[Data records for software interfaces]
---+---
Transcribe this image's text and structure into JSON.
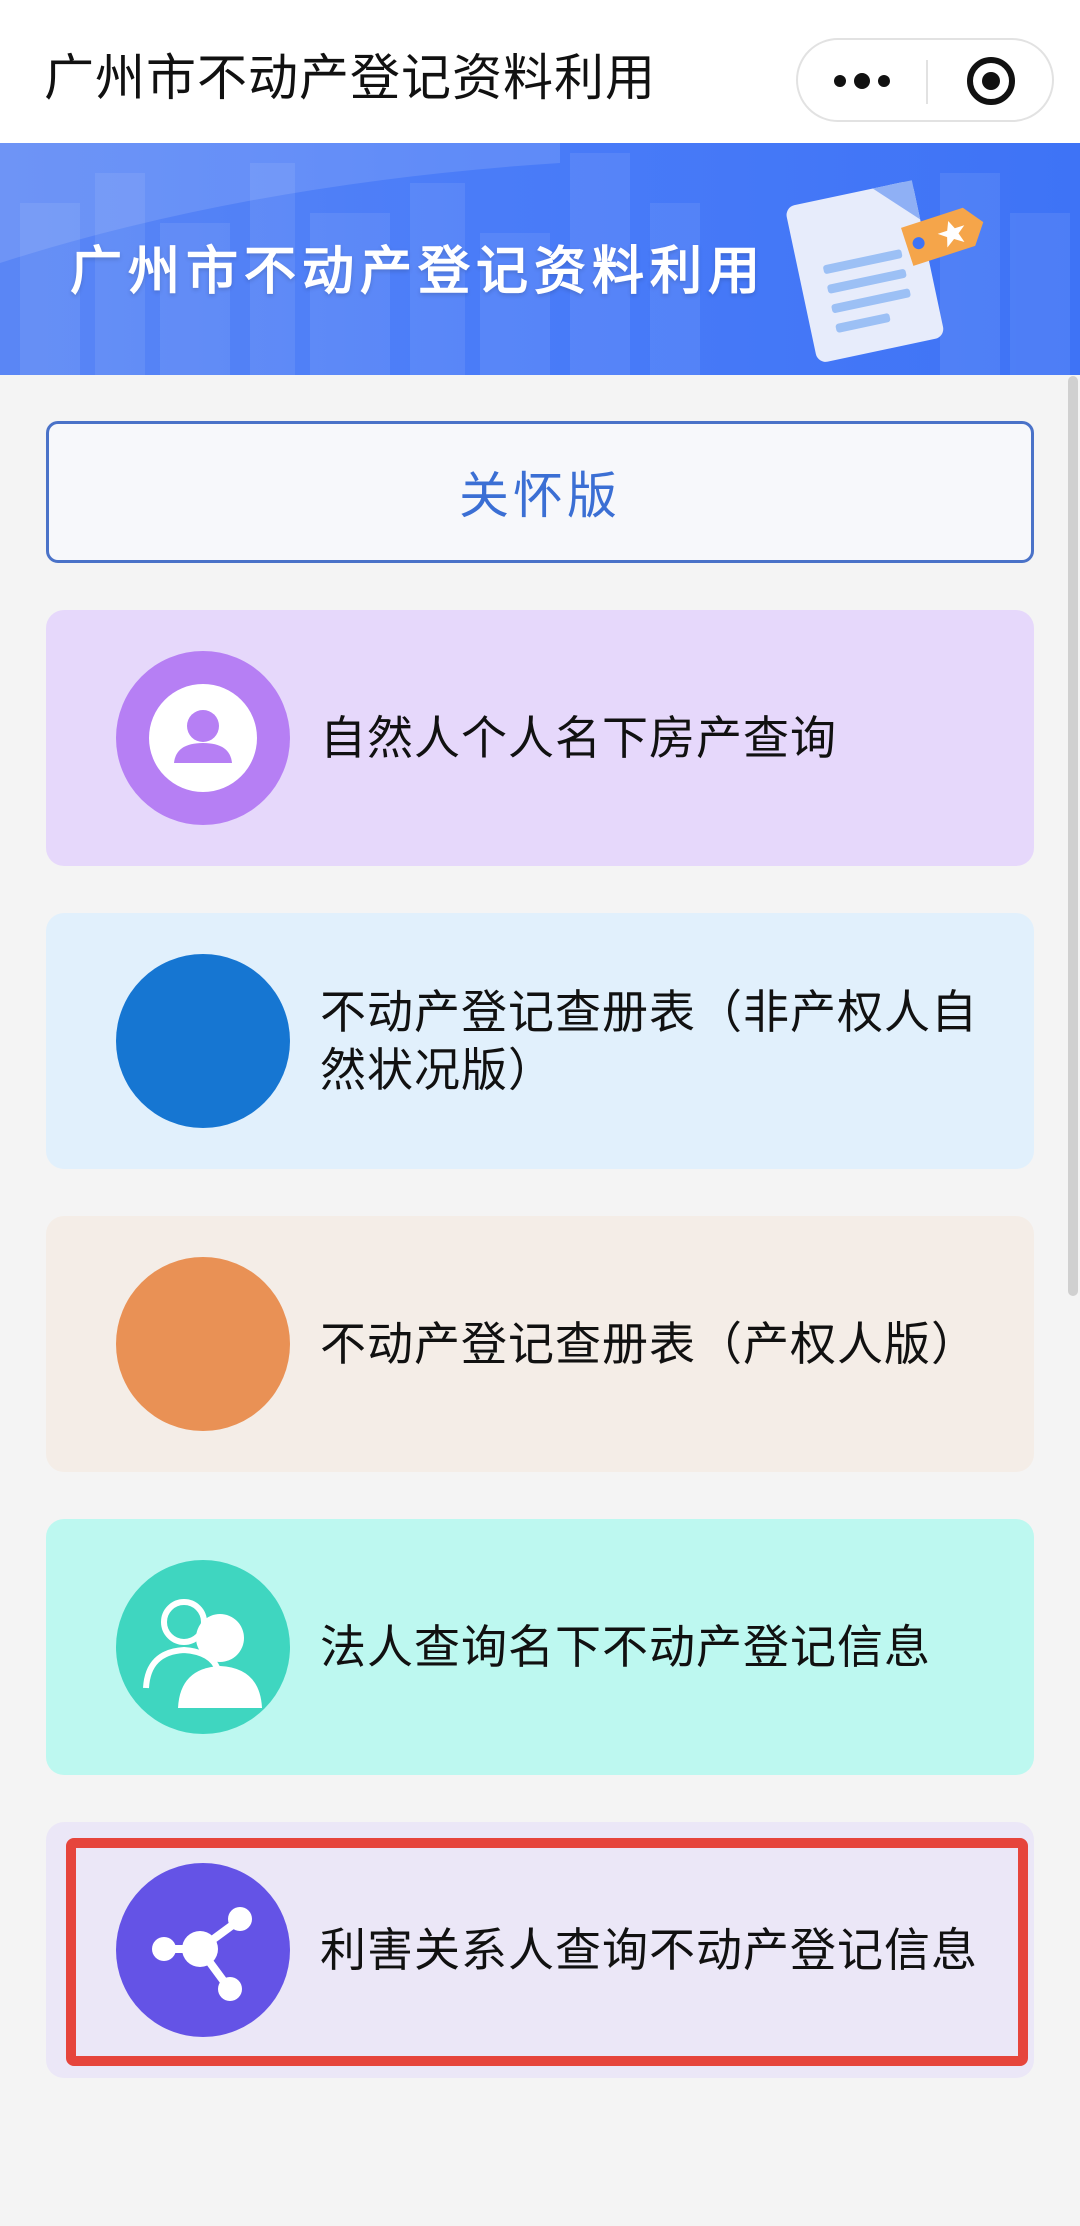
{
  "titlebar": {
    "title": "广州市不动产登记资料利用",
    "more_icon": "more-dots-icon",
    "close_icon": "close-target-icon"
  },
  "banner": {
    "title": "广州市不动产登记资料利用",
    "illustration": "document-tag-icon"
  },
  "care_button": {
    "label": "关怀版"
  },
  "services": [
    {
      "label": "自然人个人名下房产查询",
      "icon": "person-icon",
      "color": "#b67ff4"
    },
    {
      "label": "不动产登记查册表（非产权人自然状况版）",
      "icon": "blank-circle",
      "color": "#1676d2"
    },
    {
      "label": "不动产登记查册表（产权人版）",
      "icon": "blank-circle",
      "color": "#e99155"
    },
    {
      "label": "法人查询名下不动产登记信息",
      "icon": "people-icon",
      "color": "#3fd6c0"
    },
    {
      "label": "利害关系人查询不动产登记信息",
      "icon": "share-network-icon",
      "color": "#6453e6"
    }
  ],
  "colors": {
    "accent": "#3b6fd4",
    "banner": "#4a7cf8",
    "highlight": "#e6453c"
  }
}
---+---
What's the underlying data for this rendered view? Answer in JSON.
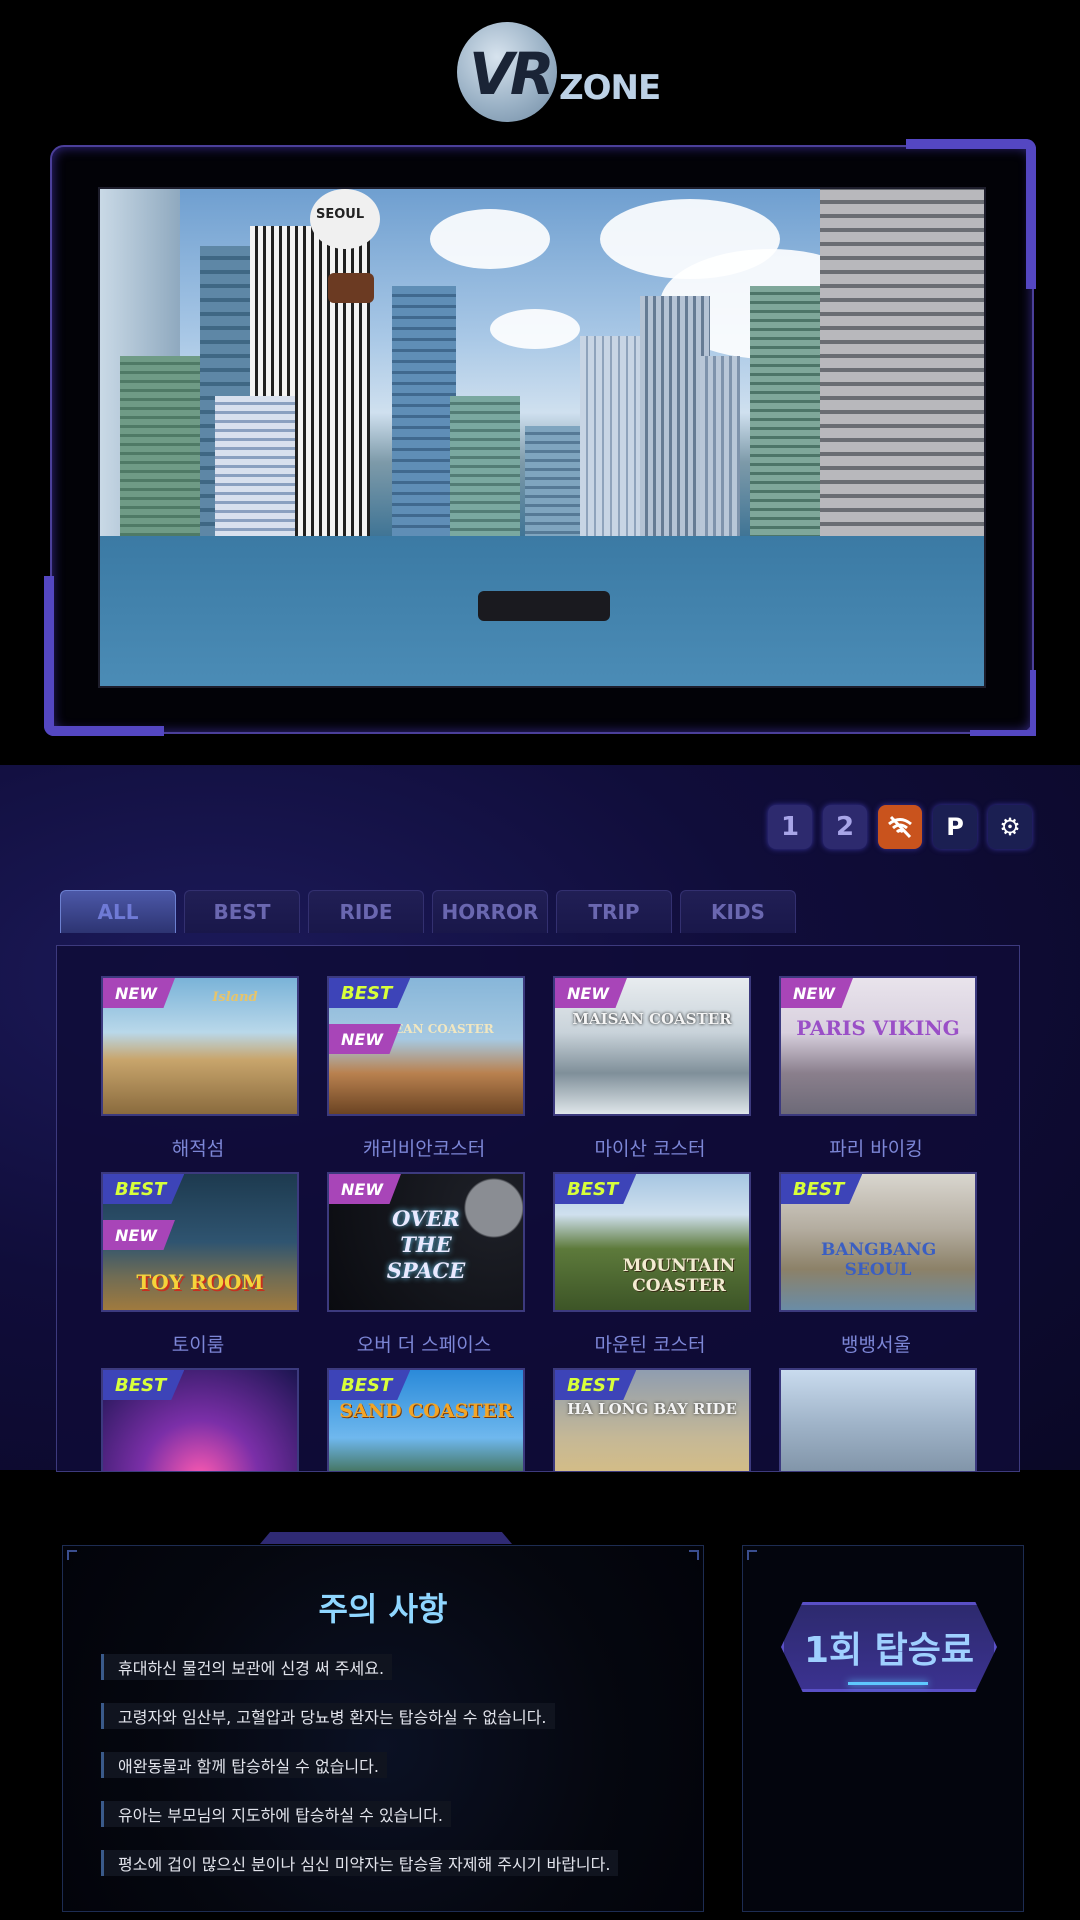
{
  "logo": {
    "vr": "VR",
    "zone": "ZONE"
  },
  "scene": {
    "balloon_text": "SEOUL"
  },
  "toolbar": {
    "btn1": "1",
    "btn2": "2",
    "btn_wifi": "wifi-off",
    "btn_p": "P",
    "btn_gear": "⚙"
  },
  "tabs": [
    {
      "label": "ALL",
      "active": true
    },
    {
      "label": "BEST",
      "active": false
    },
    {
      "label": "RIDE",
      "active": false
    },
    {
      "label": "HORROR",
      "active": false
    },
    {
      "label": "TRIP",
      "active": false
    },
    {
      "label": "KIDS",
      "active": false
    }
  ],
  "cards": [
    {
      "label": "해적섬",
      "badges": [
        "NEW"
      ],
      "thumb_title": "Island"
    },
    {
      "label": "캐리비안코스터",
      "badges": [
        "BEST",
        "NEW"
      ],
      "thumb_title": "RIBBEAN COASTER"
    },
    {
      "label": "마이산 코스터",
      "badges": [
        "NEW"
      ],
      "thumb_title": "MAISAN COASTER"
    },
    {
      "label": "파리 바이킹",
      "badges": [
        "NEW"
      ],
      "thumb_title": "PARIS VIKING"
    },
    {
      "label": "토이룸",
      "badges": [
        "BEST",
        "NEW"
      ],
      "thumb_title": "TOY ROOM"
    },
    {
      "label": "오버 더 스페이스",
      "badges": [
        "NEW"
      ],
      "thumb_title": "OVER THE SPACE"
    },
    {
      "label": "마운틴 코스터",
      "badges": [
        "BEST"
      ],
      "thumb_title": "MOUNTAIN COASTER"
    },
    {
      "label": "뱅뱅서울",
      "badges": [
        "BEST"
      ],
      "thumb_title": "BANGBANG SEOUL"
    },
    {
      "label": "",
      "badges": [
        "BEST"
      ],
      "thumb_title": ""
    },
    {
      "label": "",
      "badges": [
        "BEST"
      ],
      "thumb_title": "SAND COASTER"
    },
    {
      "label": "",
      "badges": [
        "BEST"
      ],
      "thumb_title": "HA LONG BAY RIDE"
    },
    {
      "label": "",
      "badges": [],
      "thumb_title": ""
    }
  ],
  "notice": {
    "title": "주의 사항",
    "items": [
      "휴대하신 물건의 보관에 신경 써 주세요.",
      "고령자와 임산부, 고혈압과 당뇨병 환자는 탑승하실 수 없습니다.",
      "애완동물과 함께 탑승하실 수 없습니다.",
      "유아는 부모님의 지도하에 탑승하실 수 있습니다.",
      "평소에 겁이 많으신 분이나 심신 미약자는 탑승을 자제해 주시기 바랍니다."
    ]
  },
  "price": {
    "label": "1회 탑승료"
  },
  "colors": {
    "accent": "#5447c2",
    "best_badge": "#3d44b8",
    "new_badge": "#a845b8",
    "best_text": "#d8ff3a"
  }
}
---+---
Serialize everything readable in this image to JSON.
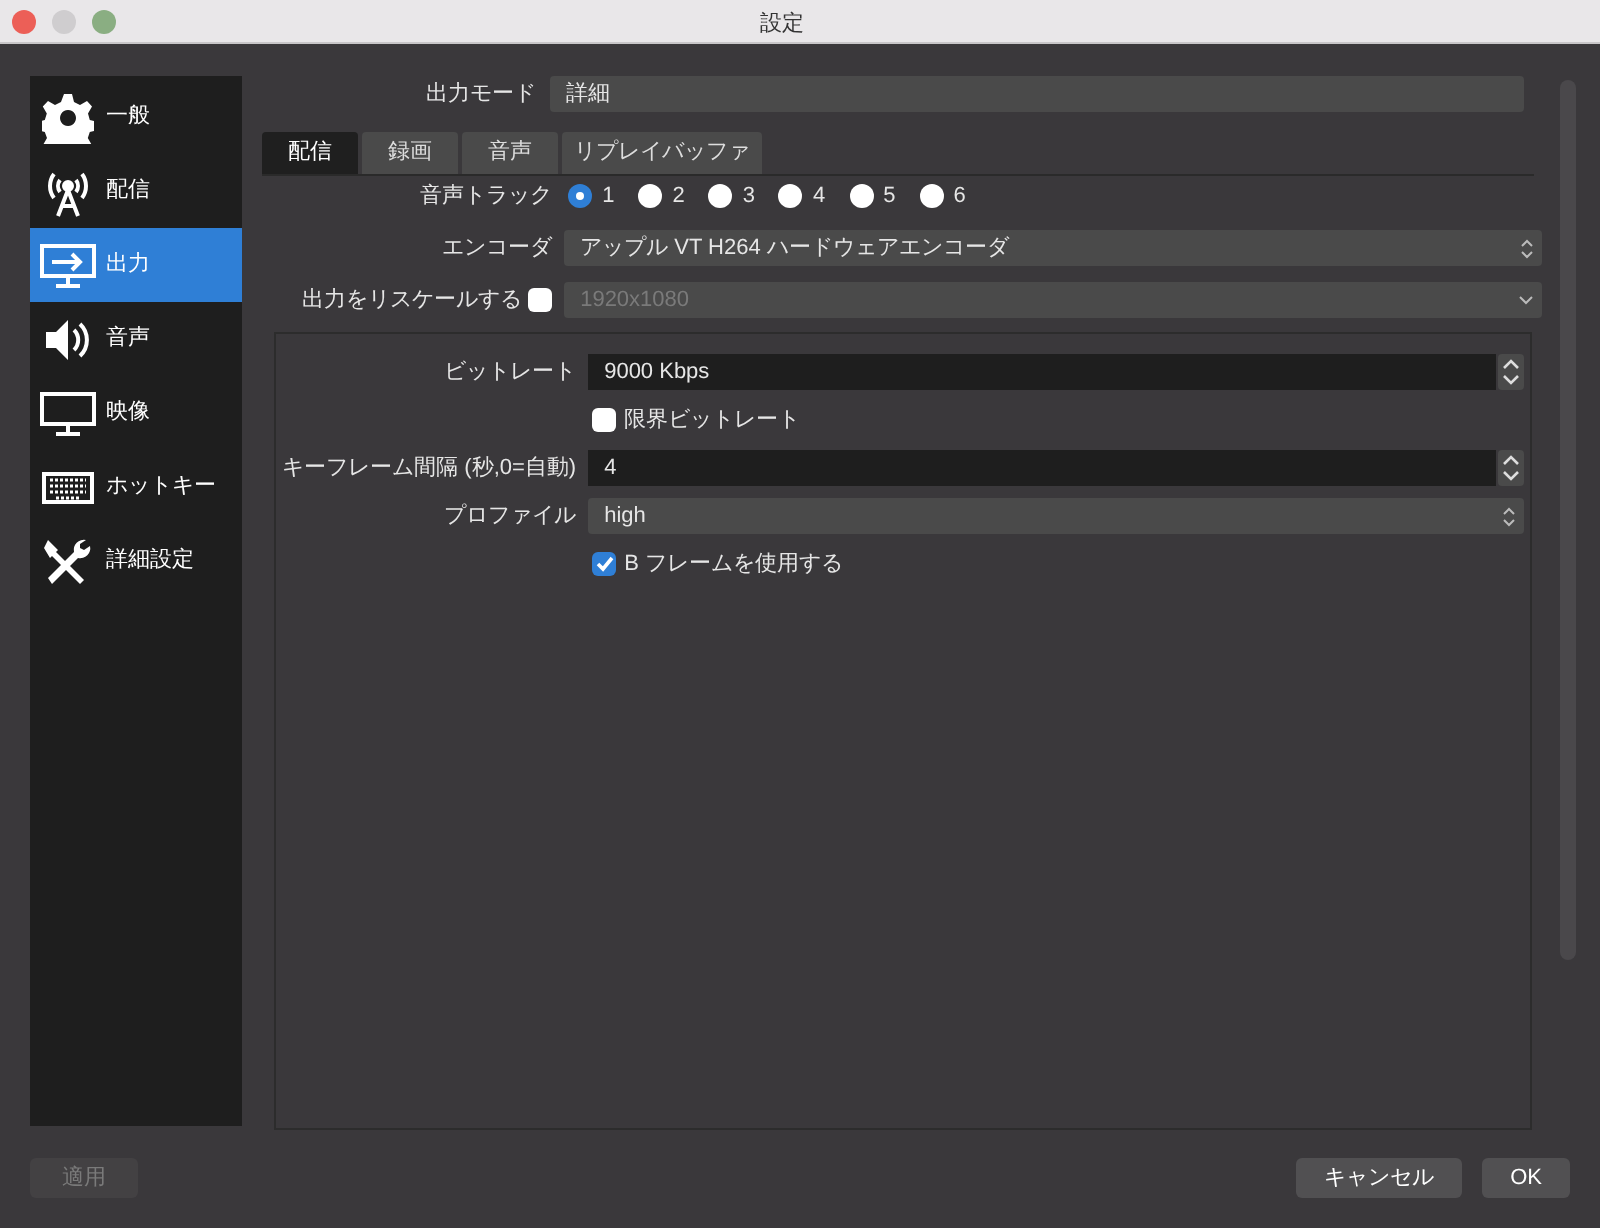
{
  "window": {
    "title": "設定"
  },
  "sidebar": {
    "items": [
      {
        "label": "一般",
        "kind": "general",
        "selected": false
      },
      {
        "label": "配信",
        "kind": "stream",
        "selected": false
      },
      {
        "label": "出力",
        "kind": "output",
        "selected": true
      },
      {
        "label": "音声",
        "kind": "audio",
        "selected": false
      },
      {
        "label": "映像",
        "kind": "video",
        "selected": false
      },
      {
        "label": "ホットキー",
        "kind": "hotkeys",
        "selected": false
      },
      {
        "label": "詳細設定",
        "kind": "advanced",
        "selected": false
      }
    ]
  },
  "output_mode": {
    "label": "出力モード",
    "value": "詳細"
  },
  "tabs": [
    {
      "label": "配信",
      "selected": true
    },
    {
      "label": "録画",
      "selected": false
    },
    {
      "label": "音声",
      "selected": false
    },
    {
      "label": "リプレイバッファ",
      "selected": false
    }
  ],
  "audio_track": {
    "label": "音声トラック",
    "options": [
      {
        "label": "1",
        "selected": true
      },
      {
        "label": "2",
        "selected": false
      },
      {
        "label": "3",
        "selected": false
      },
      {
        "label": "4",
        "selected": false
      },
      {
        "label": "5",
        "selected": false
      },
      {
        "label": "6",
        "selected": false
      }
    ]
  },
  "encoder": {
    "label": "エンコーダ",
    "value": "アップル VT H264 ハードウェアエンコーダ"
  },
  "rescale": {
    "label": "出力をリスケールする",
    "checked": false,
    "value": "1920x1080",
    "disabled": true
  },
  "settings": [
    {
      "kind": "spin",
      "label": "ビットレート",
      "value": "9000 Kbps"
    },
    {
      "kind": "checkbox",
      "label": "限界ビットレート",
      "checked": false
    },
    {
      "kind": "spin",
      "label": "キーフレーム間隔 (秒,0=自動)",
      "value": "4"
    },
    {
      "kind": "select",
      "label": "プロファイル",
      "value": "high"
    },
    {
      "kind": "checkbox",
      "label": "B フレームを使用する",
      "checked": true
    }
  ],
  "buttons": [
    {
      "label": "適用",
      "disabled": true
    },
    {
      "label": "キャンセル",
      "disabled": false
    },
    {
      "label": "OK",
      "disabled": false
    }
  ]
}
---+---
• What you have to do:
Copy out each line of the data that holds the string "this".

• Output of the task:
Transcribe this image's text and structure into JSON.
What's the underlying data for this rendered view? Answer in JSON.
Serialize everything readable in this image to JSON.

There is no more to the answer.